Even on a high month in the summer when we are putting out a good deal of money in deposits on meat and stocking up on produce to preserve for winter our average grocery bill comes to just about $7 per person per day. The more accurate number would probably be closer to $5 per person per day over the whole year. Six months ago I would have blown through $5 on coffee and a scone on my way in to work, and now it feeds me for the day.
And the time! Oh the time! Realistically I am still working between 60% and 75% of a full time job, averaging between 24 and 30 hours a week. But I instantly reclaimed 3-4 hours of my day back by not commuting (we live 10 miles from city center and it takes almost 1.5 hours to get there by bus). I can get up in the morning, put some coffee on and get a load of laundry going – then go work while the washer does it’s thing. I can take a break from work around 3 to prep a meal for the evening that needs to braise for 3 hours, throw it in the oven and go back to work. I try to work around 6 hours a day, mostly in the morning so that by 2pm I can get outside and work in the yard if it is nice. No commute, no gas, no chaos (except that I have created for myself).

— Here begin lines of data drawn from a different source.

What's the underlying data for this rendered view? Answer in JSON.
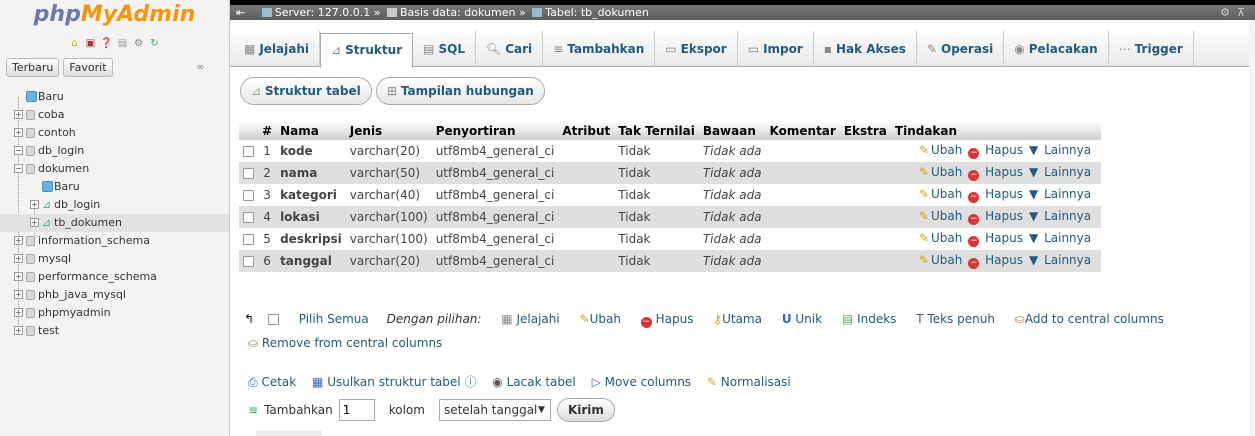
{
  "sidebar": {
    "logo_part1": "php",
    "logo_part2": "MyAdmin",
    "recent_tab": "Terbaru",
    "favorite_tab": "Favorit",
    "tree": [
      {
        "label": "Baru",
        "level": 0,
        "type": "new"
      },
      {
        "label": "coba",
        "level": 0,
        "type": "db"
      },
      {
        "label": "contoh",
        "level": 0,
        "type": "db"
      },
      {
        "label": "db_login",
        "level": 0,
        "type": "db"
      },
      {
        "label": "dokumen",
        "level": 0,
        "type": "db"
      },
      {
        "label": "Baru",
        "level": 1,
        "type": "new"
      },
      {
        "label": "db_login",
        "level": 1,
        "type": "table"
      },
      {
        "label": "tb_dokumen",
        "level": 1,
        "type": "table",
        "selected": true
      },
      {
        "label": "information_schema",
        "level": 0,
        "type": "db"
      },
      {
        "label": "mysql",
        "level": 0,
        "type": "db"
      },
      {
        "label": "performance_schema",
        "level": 0,
        "type": "db"
      },
      {
        "label": "phb_java_mysql",
        "level": 0,
        "type": "db"
      },
      {
        "label": "phpmyadmin",
        "level": 0,
        "type": "db"
      },
      {
        "label": "test",
        "level": 0,
        "type": "db"
      }
    ]
  },
  "breadcrumb": {
    "server": "Server: 127.0.0.1",
    "database": "Basis data: dokumen",
    "table": "Tabel: tb_dokumen"
  },
  "tabs": [
    "Jelajahi",
    "Struktur",
    "SQL",
    "Cari",
    "Tambahkan",
    "Ekspor",
    "Impor",
    "Hak Akses",
    "Operasi",
    "Pelacakan",
    "Trigger"
  ],
  "subtabs": {
    "structure": "Struktur tabel",
    "relation": "Tampilan hubungan"
  },
  "table": {
    "headers": [
      "#",
      "Nama",
      "Jenis",
      "Penyortiran",
      "Atribut",
      "Tak Ternilai",
      "Bawaan",
      "Komentar",
      "Ekstra",
      "Tindakan"
    ],
    "rows": [
      {
        "no": "1",
        "name": "kode",
        "type": "varchar(20)",
        "collation": "utf8mb4_general_ci",
        "null": "Tidak",
        "default": "Tidak ada"
      },
      {
        "no": "2",
        "name": "nama",
        "type": "varchar(50)",
        "collation": "utf8mb4_general_ci",
        "null": "Tidak",
        "default": "Tidak ada"
      },
      {
        "no": "3",
        "name": "kategori",
        "type": "varchar(40)",
        "collation": "utf8mb4_general_ci",
        "null": "Tidak",
        "default": "Tidak ada"
      },
      {
        "no": "4",
        "name": "lokasi",
        "type": "varchar(100)",
        "collation": "utf8mb4_general_ci",
        "null": "Tidak",
        "default": "Tidak ada"
      },
      {
        "no": "5",
        "name": "deskripsi",
        "type": "varchar(100)",
        "collation": "utf8mb4_general_ci",
        "null": "Tidak",
        "default": "Tidak ada"
      },
      {
        "no": "6",
        "name": "tanggal",
        "type": "varchar(20)",
        "collation": "utf8mb4_general_ci",
        "null": "Tidak",
        "default": "Tidak ada"
      }
    ],
    "action_edit": "Ubah",
    "action_delete": "Hapus",
    "action_more": "Lainnya"
  },
  "with_selected": {
    "check_all": "Pilih Semua",
    "label": "Dengan pilihan:",
    "browse": "Jelajahi",
    "edit": "Ubah",
    "delete": "Hapus",
    "primary": "Utama",
    "unique": "Unik",
    "index": "Indeks",
    "fulltext": "Teks penuh",
    "add_central": "Add to central columns",
    "remove_central": "Remove from central columns"
  },
  "bottom": {
    "print": "Cetak",
    "propose": "Usulkan struktur tabel",
    "track": "Lacak tabel",
    "move": "Move columns",
    "normalize": "Normalisasi"
  },
  "add_columns": {
    "label": "Tambahkan",
    "count": "1",
    "unit": "kolom",
    "position": "setelah tanggal",
    "submit": "Kirim"
  }
}
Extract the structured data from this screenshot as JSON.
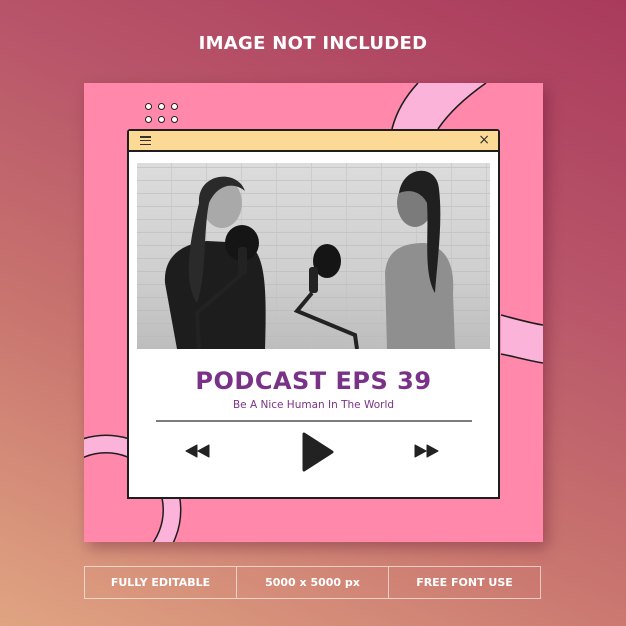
{
  "headline": "IMAGE NOT INCLUDED",
  "colors": {
    "card": "#ff88ab",
    "ring": "#fbb3d9",
    "titlebar": "#fdd996",
    "title_text": "#7a3289",
    "outline": "#1e1e1e"
  },
  "window": {
    "menu_icon": "hamburger-menu-icon",
    "close_icon": "close-icon",
    "close_glyph": "×",
    "photo_alt": "Grayscale photo of two women talking into podcast microphones in front of a white brick wall"
  },
  "episode": {
    "title": "PODCAST EPS 39",
    "subtitle": "Be A Nice Human In The World",
    "progress": 0
  },
  "controls": {
    "rewind": "rewind-icon",
    "play": "play-icon",
    "fast_forward": "fast-forward-icon"
  },
  "footer": {
    "items": [
      "FULLY EDITABLE",
      "5000 x 5000 px",
      "FREE FONT USE"
    ]
  }
}
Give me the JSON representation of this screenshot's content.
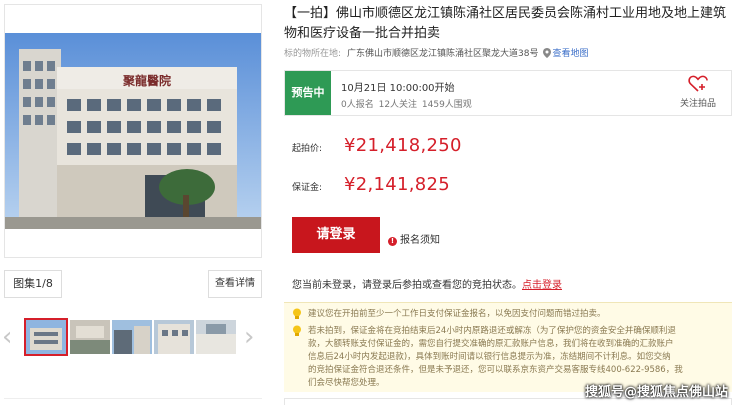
{
  "listing": {
    "title": "【一拍】佛山市顺德区龙江镇陈涌社区居民委员会陈涌村工业用地及地上建筑物和医疗设备一批合并拍卖",
    "location_label": "标的物所在地:",
    "location_address": "广东佛山市顺德区龙江镇陈涌社区聚龙大道38号",
    "map_link": "查看地图"
  },
  "gallery": {
    "counter": "图集1/8",
    "detail_button": "查看详情",
    "main_photo_sign": "聚龍醫院"
  },
  "status": {
    "tag": "预告中",
    "start_time": "10月21日 10:00:00开始",
    "stats": "0人报名 12人关注 1459人围观",
    "follow_label": "关注拍品"
  },
  "prices": {
    "start_label": "起拍价:",
    "start_value": "¥21,418,250",
    "deposit_label": "保证金:",
    "deposit_value": "¥2,141,825"
  },
  "actions": {
    "login_button": "请登录",
    "notice_link": "报名须知",
    "login_tip_text": "您当前未登录，请登录后参拍或查看您的竞拍状态。",
    "login_tip_link": "点击登录"
  },
  "tips": {
    "tip1": "建议您在开拍前至少一个工作日支付保证金报名，以免因支付问题而错过拍卖。",
    "tip2_lines": [
      "若未拍到，保证金将在竞拍结束后24小时内原路退还或解冻（为了保护您的资金安全并确保顺利退",
      "款，大额转账支付保证金的，需您自行提交准确的原汇款账户信息，我们将在收到准确的汇款账户",
      "信息后24小时内发起退款)，具体到账时间请以银行信息提示为准，冻结期间不计利息。如您交纳",
      "的竞拍保证金符合退还条件，但是未予退还，您可以联系京东资产交易客服专线400-622-9586，我",
      "们会尽快帮您处理。"
    ]
  },
  "watermark": "搜狐号@搜狐焦点佛山站",
  "colors": {
    "accent_red": "#d51f2a",
    "status_green": "#2e9a55",
    "tip_background": "#fffbe6",
    "link_blue": "#3c6fc8"
  }
}
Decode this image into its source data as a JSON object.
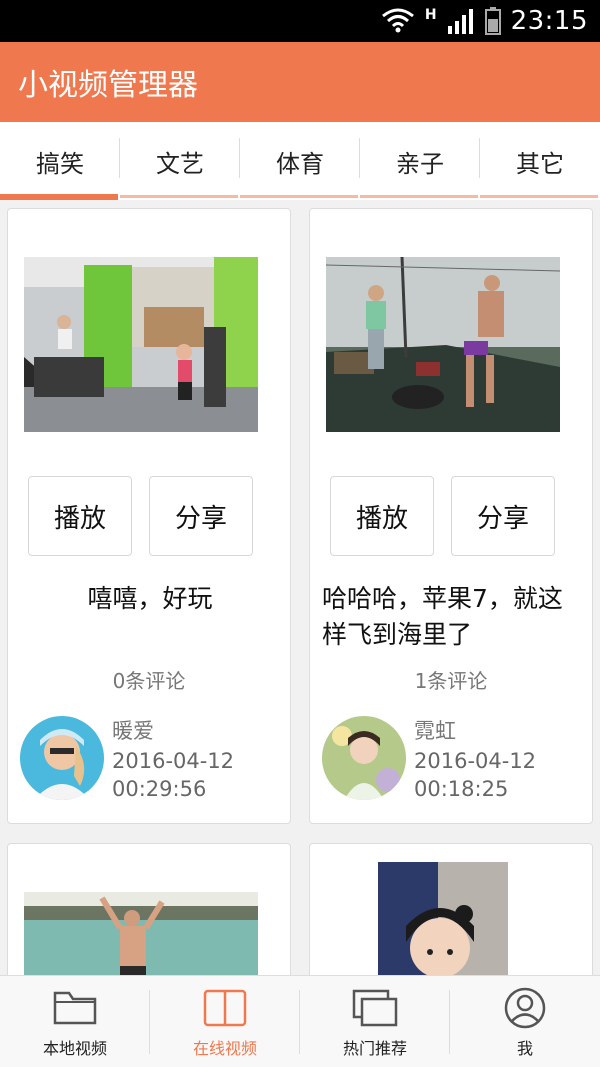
{
  "status_bar": {
    "time": "23:15",
    "network_label": "H",
    "icons": [
      "wifi-icon",
      "signal-icon",
      "battery-icon"
    ]
  },
  "app_bar": {
    "title": "小视频管理器",
    "color": "#f0784f"
  },
  "tabs": [
    {
      "label": "搞笑",
      "active": true
    },
    {
      "label": "文艺",
      "active": false
    },
    {
      "label": "体育",
      "active": false
    },
    {
      "label": "亲子",
      "active": false
    },
    {
      "label": "其它",
      "active": false
    }
  ],
  "videos": [
    {
      "play_label": "播放",
      "share_label": "分享",
      "caption": "嘻嘻，好玩",
      "comments": "0条评论",
      "user": "暖爱",
      "date": "2016-04-12",
      "time": "00:29:56"
    },
    {
      "play_label": "播放",
      "share_label": "分享",
      "caption": "哈哈哈，苹果7，就这样飞到海里了",
      "comments": "1条评论",
      "user": "霓虹",
      "date": "2016-04-12",
      "time": "00:18:25"
    }
  ],
  "bottom_nav": [
    {
      "label": "本地视频",
      "icon": "folder-icon",
      "active": false
    },
    {
      "label": "在线视频",
      "icon": "book-icon",
      "active": true
    },
    {
      "label": "热门推荐",
      "icon": "windows-icon",
      "active": false
    },
    {
      "label": "我",
      "icon": "profile-icon",
      "active": false
    }
  ],
  "colors": {
    "accent": "#f0784f",
    "accent_light": "#f7b9a3"
  }
}
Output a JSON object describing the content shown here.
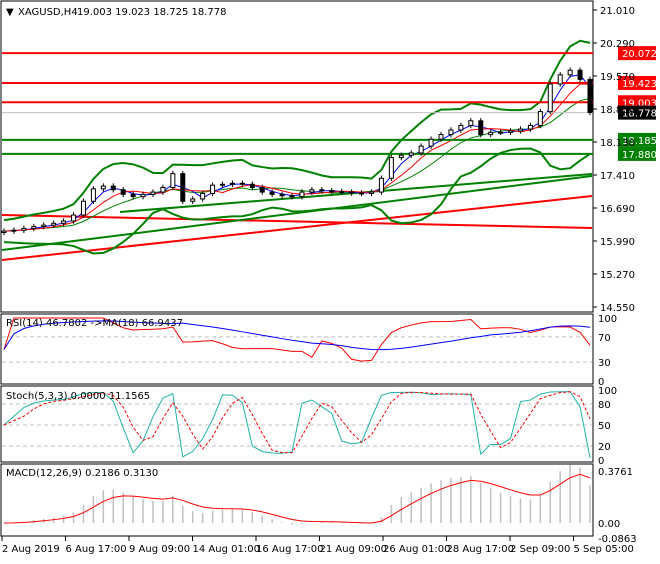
{
  "header": {
    "symbol": "XAGUSD,H4",
    "ohlc": "19.003 19.023 18.725 18.778"
  },
  "colors": {
    "bull": "#000000",
    "bear": "#000000",
    "resistance": "#ff0000",
    "support": "#008000",
    "rsi": "#ff0000",
    "rsi_ma": "#0000ff",
    "stoch_main": "#20b2aa",
    "stoch_signal": "#ff0000",
    "macd_hist": "#c0c0c0",
    "macd_signal": "#ff0000"
  },
  "chart_data": [
    {
      "type": "candlestick",
      "title": "XAGUSD,H4",
      "x_tick_labels": [
        "2 Aug 2019",
        "6 Aug 17:00",
        "9 Aug 09:00",
        "14 Aug 01:00",
        "16 Aug 17:00",
        "21 Aug 09:00",
        "26 Aug 01:00",
        "28 Aug 17:00",
        "2 Sep 09:00",
        "5 Sep 05:00"
      ],
      "y_tick_labels": [
        "21.010",
        "20.290",
        "19.570",
        "18.850",
        "18.130",
        "17.410",
        "16.690",
        "15.990",
        "15.270",
        "14.550"
      ],
      "ylim": [
        14.55,
        21.01
      ],
      "close": [
        16.2,
        16.22,
        16.26,
        16.3,
        16.33,
        16.37,
        16.42,
        16.55,
        16.85,
        17.12,
        17.18,
        17.1,
        17.0,
        16.95,
        17.0,
        17.05,
        17.15,
        17.45,
        16.85,
        16.9,
        17.02,
        17.2,
        17.22,
        17.24,
        17.22,
        17.15,
        17.05,
        17.0,
        16.97,
        16.95,
        17.05,
        17.1,
        17.08,
        17.06,
        17.05,
        17.03,
        17.02,
        17.05,
        17.35,
        17.8,
        17.85,
        17.9,
        18.05,
        18.2,
        18.3,
        18.4,
        18.5,
        18.6,
        18.3,
        18.35,
        18.35,
        18.38,
        18.42,
        18.5,
        18.8,
        19.4,
        19.6,
        19.7,
        19.5,
        18.78
      ],
      "levels": [
        {
          "label": "20.072",
          "value": 20.072,
          "kind": "resistance"
        },
        {
          "label": "19.423",
          "value": 19.423,
          "kind": "resistance"
        },
        {
          "label": "19.003",
          "value": 19.003,
          "kind": "resistance"
        },
        {
          "label": "18.778",
          "value": 18.778,
          "kind": "current"
        },
        {
          "label": "18.185",
          "value": 18.185,
          "kind": "support"
        },
        {
          "label": "17.880",
          "value": 17.88,
          "kind": "support"
        }
      ]
    },
    {
      "type": "line",
      "title": "RSI(14) 46.7802  ->MA(18) 66.9437",
      "y_tick_labels": [
        "100",
        "70",
        "30",
        "0"
      ],
      "ylim": [
        0,
        100
      ]
    },
    {
      "type": "line",
      "title": "Stoch(5,3,3) 0.0000 11.1565",
      "y_tick_labels": [
        "100",
        "80",
        "50",
        "20",
        "0"
      ],
      "ylim": [
        0,
        100
      ]
    },
    {
      "type": "bar",
      "title": "MACD(12,26,9) 0.2186 0.3130",
      "y_tick_labels": [
        "0.3761",
        "0.00",
        "-0.0863"
      ],
      "ylim": [
        -0.0863,
        0.3761
      ]
    }
  ]
}
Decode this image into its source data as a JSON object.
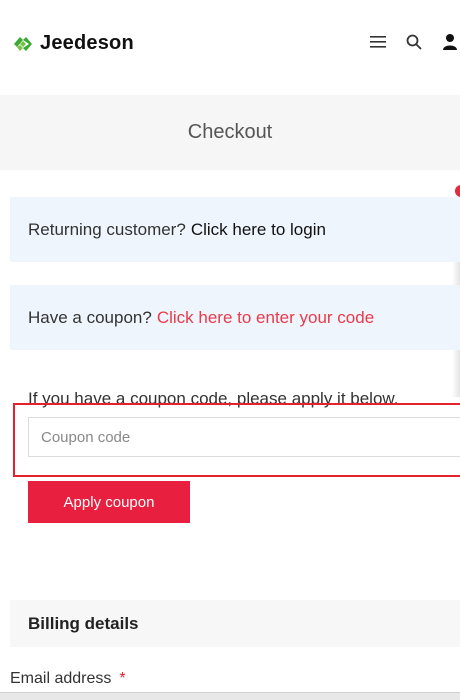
{
  "header": {
    "brand": "Jeedeson",
    "icons": [
      "menu-icon",
      "search-icon",
      "user-icon"
    ],
    "brand_color": "#3aaa35"
  },
  "page": {
    "title": "Checkout"
  },
  "notices": {
    "returning_prefix": "Returning customer?",
    "returning_link": "Click here to login",
    "coupon_prefix": "Have a coupon?",
    "coupon_link": "Click here to enter your code"
  },
  "coupon": {
    "instruction": "If you have a coupon code, please apply it below.",
    "placeholder": "Coupon code",
    "value": "",
    "button_label": "Apply coupon"
  },
  "billing": {
    "title": "Billing details",
    "email_label": "Email address",
    "required_mark": "*"
  },
  "colors": {
    "accent_red": "#e81f3e",
    "notice_bg": "#eef5fc",
    "link_red": "#e83b4b"
  }
}
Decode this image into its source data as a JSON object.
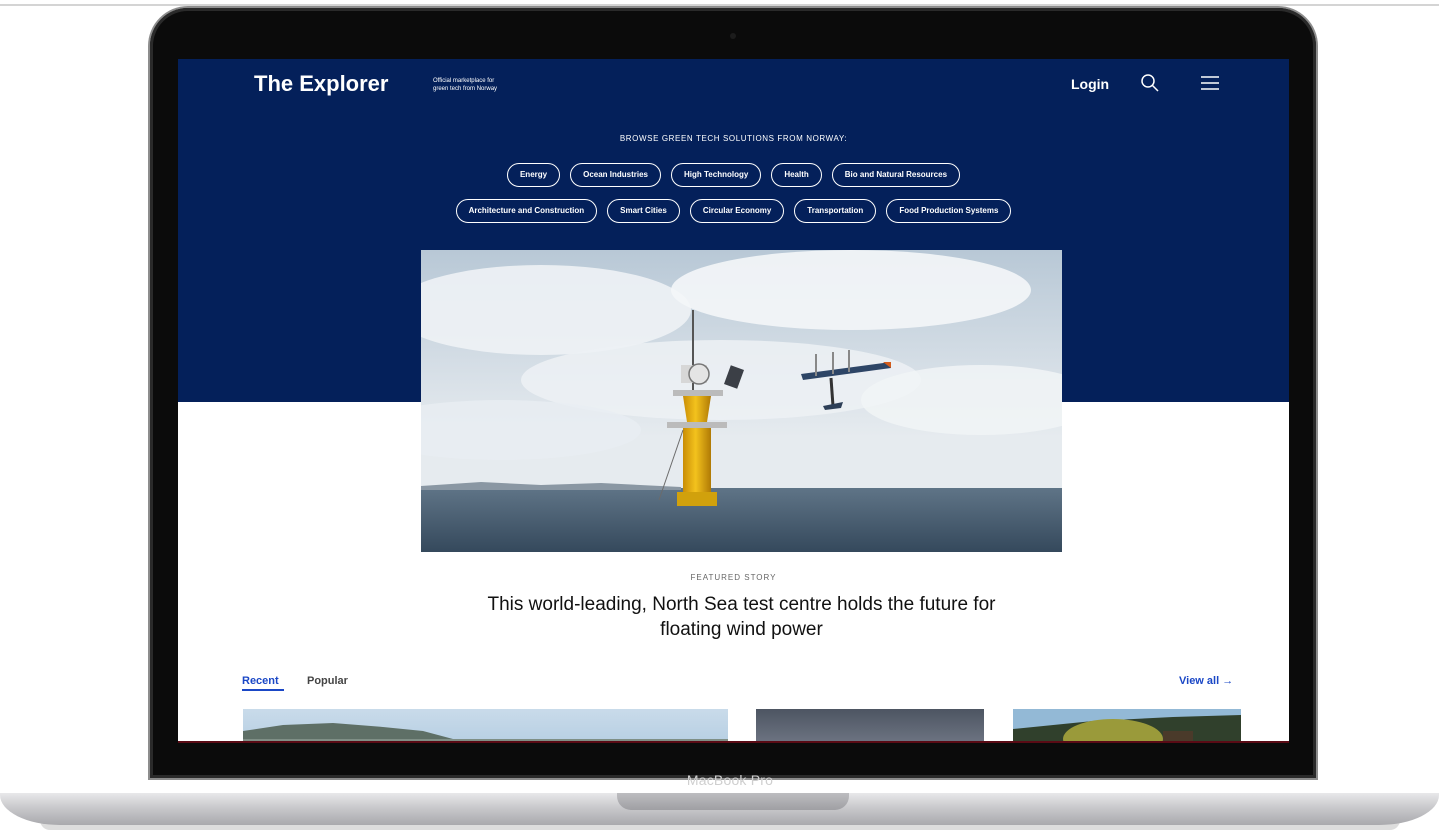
{
  "device": {
    "label": "MacBook Pro"
  },
  "header": {
    "logo": "The Explorer",
    "tagline_line1": "Official marketplace for",
    "tagline_line2": "green tech from Norway",
    "login": "Login",
    "search_icon": "search-icon",
    "menu_icon": "hamburger-menu-icon"
  },
  "browse": {
    "title": "BROWSE GREEN TECH SOLUTIONS FROM NORWAY:",
    "tags_row1": [
      "Energy",
      "Ocean Industries",
      "High Technology",
      "Health",
      "Bio and Natural Resources"
    ],
    "tags_row2": [
      "Architecture and Construction",
      "Smart Cities",
      "Circular Economy",
      "Transportation",
      "Food Production Systems"
    ]
  },
  "featured": {
    "label": "FEATURED STORY",
    "title": "This world-leading, North Sea test centre holds the future for floating wind power"
  },
  "tabs": {
    "recent": "Recent",
    "popular": "Popular",
    "active": "Recent",
    "view_all": "View all →"
  },
  "colors": {
    "hero_background": "#04205a",
    "accent_link": "#1a47c6"
  }
}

I have shifted my spending habits, and I definitely don’t spend as much as I used to (ugh – I just cringe inside to think of all the cash I wasted). I’d like to think we are on a very comfortable austerity plan. We eat well, we occasionally go out to a restaurant, we even go out to the movies every once in a while. We meet friends to play pool at the local bar but intersperse that with evenings at home, where the drinks are cheaper and the games are free. We live a good life – and perhaps for the first time as an adult I feel like I have a life outside of work. Or more accurately, my work life doesn’t overshadow and consume all the other aspects of my life. I have time to do the things that interest me and spend with the friends, family and critters I love.
Throughout this learning process, this six months of the most rewarding austerity I have ever experienced -the rest of the American economic system has been veering toward collapse. The past few weeks of emergency measures, corporate bailouts and implosion of credit markets has spurred me to think more and more about the fatal flaws of our system. The looming collapse of our markets, and the rationale for the bailout is all based on credit (or lack of). It is all based on the need for both ever expanding growth and ever expanding consumption. What ever happened to “enough”?
On a personal level this translates to recognizing excess. I have enough clothes, we have enough cars, our small house is enough for us. We don’t need to upgrade our closets, cars and homes every two years based on fads and what we will be allowed to borrow. I realize that systemically this acquisitive tendency is crucial to a capitalist economy. But at what point do we all stop being dupes feeding the system and say enough?
I have a hard time feeling pity for the couple that took on a 400k ARM mortgage for a 3,000 square foot house. I know that there were some people out there that were geniuinely misled, but I think that there were more people just chasing the dream. Trying to materially represent thier social class comeuppance when they couldn’t afford it.